“FEMA was coming around,” said Lifieri, who spent 23 nights at a Hyatt in midtown. “The FBI was all over our building.”
The next Sunday, the National Guard arrived. The troops were young, Lifieri recalled, and unfamiliar with the layout of Lower Manhattan; he was repeatedly asked for directions to the corner of Broadway and Wall Street. Still, despite the chaos near Ground Zero, civility reigned.
When a shoe shiner returned to his shop in the basement of 111 Broadway not long after the attack, he discovered a note in the cash register, clipped to several dollar bills. An emergency worker, perhaps one of the National Guards, had paid him after taking an item from his shelves.
As the weeks passed, tenants begged Lifieri to let them upstairs so they could retrieve hard drives packed with important data. Some companies were too shaken by the attacks to return.

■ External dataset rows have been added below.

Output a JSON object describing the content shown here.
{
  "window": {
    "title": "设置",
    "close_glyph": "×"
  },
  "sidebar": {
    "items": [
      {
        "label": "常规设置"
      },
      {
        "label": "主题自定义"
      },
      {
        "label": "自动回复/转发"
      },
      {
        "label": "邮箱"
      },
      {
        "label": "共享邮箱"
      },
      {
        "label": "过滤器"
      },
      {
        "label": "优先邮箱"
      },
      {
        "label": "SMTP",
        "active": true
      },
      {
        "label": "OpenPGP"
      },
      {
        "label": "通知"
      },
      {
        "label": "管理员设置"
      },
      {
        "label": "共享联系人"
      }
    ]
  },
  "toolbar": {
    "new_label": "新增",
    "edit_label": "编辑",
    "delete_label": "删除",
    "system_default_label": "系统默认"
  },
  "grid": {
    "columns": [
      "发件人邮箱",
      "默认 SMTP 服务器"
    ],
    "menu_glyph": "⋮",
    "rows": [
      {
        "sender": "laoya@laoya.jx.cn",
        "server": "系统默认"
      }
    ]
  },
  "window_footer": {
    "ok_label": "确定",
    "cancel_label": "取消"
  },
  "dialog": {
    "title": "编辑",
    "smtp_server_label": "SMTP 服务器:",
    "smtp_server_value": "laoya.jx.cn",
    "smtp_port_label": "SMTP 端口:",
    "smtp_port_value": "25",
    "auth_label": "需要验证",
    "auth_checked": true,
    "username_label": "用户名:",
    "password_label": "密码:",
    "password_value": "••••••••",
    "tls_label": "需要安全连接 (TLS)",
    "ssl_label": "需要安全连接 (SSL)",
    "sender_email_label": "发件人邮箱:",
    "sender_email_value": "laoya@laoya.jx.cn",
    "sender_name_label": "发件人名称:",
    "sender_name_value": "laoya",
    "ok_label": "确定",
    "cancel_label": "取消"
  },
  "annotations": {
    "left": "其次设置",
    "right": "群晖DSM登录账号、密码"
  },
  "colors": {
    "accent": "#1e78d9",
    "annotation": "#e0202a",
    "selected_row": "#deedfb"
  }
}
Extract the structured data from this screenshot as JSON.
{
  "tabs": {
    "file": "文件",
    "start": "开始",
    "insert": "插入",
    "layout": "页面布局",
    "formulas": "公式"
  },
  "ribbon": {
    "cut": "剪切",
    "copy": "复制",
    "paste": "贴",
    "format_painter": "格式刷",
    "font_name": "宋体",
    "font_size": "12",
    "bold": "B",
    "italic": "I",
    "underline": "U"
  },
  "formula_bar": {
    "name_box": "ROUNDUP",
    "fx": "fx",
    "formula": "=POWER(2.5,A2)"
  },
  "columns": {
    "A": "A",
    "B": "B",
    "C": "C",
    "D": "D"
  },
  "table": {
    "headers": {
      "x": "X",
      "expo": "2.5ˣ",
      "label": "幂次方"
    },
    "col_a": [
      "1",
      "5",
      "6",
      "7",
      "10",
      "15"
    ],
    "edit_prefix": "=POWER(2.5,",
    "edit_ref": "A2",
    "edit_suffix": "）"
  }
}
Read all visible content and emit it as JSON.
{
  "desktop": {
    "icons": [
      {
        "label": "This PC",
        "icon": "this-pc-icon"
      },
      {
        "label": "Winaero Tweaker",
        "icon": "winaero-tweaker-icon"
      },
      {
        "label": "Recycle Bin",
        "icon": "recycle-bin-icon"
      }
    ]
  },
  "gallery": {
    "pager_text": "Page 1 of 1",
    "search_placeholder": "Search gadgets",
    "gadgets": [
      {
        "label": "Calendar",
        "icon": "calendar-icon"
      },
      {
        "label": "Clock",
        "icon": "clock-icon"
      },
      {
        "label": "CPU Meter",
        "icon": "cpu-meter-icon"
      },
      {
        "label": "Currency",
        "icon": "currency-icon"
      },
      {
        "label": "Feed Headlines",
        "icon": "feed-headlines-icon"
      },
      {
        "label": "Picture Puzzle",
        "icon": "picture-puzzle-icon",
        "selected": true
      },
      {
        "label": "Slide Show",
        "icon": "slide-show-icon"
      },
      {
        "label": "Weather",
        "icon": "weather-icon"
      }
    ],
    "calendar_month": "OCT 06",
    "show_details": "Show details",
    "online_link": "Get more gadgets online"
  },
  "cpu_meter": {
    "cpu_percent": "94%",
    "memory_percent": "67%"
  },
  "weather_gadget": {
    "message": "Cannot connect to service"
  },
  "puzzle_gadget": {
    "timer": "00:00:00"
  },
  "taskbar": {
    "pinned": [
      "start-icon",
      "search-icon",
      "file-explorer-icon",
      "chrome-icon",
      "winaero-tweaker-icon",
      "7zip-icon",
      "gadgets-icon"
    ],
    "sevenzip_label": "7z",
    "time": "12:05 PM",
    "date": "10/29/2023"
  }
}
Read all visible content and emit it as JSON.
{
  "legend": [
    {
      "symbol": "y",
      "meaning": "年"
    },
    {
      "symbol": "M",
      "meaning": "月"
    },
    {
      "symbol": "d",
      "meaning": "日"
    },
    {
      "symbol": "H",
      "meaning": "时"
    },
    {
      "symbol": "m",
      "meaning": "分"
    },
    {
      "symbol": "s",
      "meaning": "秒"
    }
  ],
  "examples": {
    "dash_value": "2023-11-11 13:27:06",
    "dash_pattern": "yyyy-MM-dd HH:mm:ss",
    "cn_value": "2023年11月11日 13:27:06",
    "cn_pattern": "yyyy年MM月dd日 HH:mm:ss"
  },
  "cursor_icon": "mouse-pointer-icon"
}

Now, with the anniversary of 9/11 approaching, Lifieri makes sure to have battery-operated radios on hand, in addition to his trusty red phone.
Security teams routinely patrol 1177 Avenue of the Americas with bomb-sniffing dogs, and guards and tenants alike are trained to recognize suspicious behavior.
“Security has been stepped up quite a bit,” he said. “The industry is very well-prepared.” Not long after the attack on the World Trade Center, Lifieri established BOMA’s preparedness committee, which works closely with the Office of Emergency Management and disseminates security briefs to members. “I get information from Silverstein and security consultants,” he said.
Tenants receive notifications through a building-wide website, but for the most part, security training takes place behind the scenes. The staff at 1177 Avenue of the Americas meets regularly over breakfast to discuss the latest updates. “We do what-if games; drills for bomb scares and blackouts,” he said.
And should an emergency the scale of 9/11 take place again, his chief engineer won’t have to sleep in the basement. “I have a set of keys in my desk,” Lifieri said.